- _ENTRIES SUPPLIED_:
<<<<

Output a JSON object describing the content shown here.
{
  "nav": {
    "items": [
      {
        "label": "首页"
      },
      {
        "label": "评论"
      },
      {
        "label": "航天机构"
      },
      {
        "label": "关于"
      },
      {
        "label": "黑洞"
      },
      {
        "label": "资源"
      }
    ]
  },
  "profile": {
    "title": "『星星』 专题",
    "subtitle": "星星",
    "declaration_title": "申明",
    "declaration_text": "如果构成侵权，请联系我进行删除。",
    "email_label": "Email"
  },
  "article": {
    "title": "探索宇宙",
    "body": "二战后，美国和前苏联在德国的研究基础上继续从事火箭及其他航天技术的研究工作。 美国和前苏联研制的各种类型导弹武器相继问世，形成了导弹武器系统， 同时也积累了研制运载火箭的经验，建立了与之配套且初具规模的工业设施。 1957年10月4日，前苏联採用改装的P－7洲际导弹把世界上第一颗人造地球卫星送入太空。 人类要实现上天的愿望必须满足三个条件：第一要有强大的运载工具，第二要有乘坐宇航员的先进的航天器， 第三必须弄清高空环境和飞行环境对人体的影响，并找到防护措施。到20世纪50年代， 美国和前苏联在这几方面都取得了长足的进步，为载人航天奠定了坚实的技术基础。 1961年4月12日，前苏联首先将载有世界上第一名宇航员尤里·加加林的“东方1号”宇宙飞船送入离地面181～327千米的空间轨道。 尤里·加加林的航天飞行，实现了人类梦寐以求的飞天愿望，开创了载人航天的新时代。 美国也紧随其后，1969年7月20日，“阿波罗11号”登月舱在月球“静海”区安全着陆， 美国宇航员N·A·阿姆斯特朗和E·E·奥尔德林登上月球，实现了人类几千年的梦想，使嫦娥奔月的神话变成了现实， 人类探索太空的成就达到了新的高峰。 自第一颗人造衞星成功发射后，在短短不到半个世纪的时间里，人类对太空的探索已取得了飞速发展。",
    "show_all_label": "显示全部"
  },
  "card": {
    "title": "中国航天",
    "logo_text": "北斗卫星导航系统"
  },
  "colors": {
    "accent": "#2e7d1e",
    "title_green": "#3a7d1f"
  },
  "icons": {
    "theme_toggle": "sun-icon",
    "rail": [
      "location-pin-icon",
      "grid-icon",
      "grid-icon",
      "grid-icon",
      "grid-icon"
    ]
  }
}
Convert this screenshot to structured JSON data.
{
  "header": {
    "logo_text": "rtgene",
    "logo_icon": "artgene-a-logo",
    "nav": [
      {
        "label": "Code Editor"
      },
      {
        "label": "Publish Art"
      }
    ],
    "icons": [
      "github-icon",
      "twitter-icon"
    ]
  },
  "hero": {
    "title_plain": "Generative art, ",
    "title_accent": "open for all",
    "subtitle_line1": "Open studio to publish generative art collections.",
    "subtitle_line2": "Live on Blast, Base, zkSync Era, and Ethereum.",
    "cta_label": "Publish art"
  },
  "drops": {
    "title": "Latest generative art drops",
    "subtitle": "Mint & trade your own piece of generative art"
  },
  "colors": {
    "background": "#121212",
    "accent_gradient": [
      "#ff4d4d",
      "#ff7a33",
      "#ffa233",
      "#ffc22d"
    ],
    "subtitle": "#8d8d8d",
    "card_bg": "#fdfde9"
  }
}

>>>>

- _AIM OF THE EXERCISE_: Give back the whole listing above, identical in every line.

- _SOLUTION TO THE EXERCISE_:
Output a JSON object describing the content shown here.
{
  "nav": {
    "items": [
      {
        "label": "首页"
      },
      {
        "label": "评论"
      },
      {
        "label": "航天机构"
      },
      {
        "label": "关于"
      },
      {
        "label": "黑洞"
      },
      {
        "label": "资源"
      }
    ]
  },
  "profile": {
    "title": "『星星』 专题",
    "subtitle": "星星",
    "declaration_title": "申明",
    "declaration_text": "如果构成侵权，请联系我进行删除。",
    "email_label": "Email"
  },
  "article": {
    "title": "探索宇宙",
    "body": "二战后，美国和前苏联在德国的研究基础上继续从事火箭及其他航天技术的研究工作。 美国和前苏联研制的各种类型导弹武器相继问世，形成了导弹武器系统， 同时也积累了研制运载火箭的经验，建立了与之配套且初具规模的工业设施。 1957年10月4日，前苏联採用改装的P－7洲际导弹把世界上第一颗人造地球卫星送入太空。 人类要实现上天的愿望必须满足三个条件：第一要有强大的运载工具，第二要有乘坐宇航员的先进的航天器， 第三必须弄清高空环境和飞行环境对人体的影响，并找到防护措施。到20世纪50年代， 美国和前苏联在这几方面都取得了长足的进步，为载人航天奠定了坚实的技术基础。 1961年4月12日，前苏联首先将载有世界上第一名宇航员尤里·加加林的“东方1号”宇宙飞船送入离地面181～327千米的空间轨道。 尤里·加加林的航天飞行，实现了人类梦寐以求的飞天愿望，开创了载人航天的新时代。 美国也紧随其后，1969年7月20日，“阿波罗11号”登月舱在月球“静海”区安全着陆， 美国宇航员N·A·阿姆斯特朗和E·E·奥尔德林登上月球，实现了人类几千年的梦想，使嫦娥奔月的神话变成了现实， 人类探索太空的成就达到了新的高峰。 自第一颗人造衞星成功发射后，在短短不到半个世纪的时间里，人类对太空的探索已取得了飞速发展。",
    "show_all_label": "显示全部"
  },
  "card": {
    "title": "中国航天",
    "logo_text": "北斗卫星导航系统"
  },
  "colors": {
    "accent": "#2e7d1e",
    "title_green": "#3a7d1f"
  },
  "icons": {
    "theme_toggle": "sun-icon",
    "rail": [
      "location-pin-icon",
      "grid-icon",
      "grid-icon",
      "grid-icon",
      "grid-icon"
    ]
  }
}
Convert this screenshot to structured JSON data.
{
  "header": {
    "logo_text": "rtgene",
    "logo_icon": "artgene-a-logo",
    "nav": [
      {
        "label": "Code Editor"
      },
      {
        "label": "Publish Art"
      }
    ],
    "icons": [
      "github-icon",
      "twitter-icon"
    ]
  },
  "hero": {
    "title_plain": "Generative art, ",
    "title_accent": "open for all",
    "subtitle_line1": "Open studio to publish generative art collections.",
    "subtitle_line2": "Live on Blast, Base, zkSync Era, and Ethereum.",
    "cta_label": "Publish art"
  },
  "drops": {
    "title": "Latest generative art drops",
    "subtitle": "Mint & trade your own piece of generative art"
  },
  "colors": {
    "background": "#121212",
    "accent_gradient": [
      "#ff4d4d",
      "#ff7a33",
      "#ffa233",
      "#ffc22d"
    ],
    "subtitle": "#8d8d8d",
    "card_bg": "#fdfde9"
  }
}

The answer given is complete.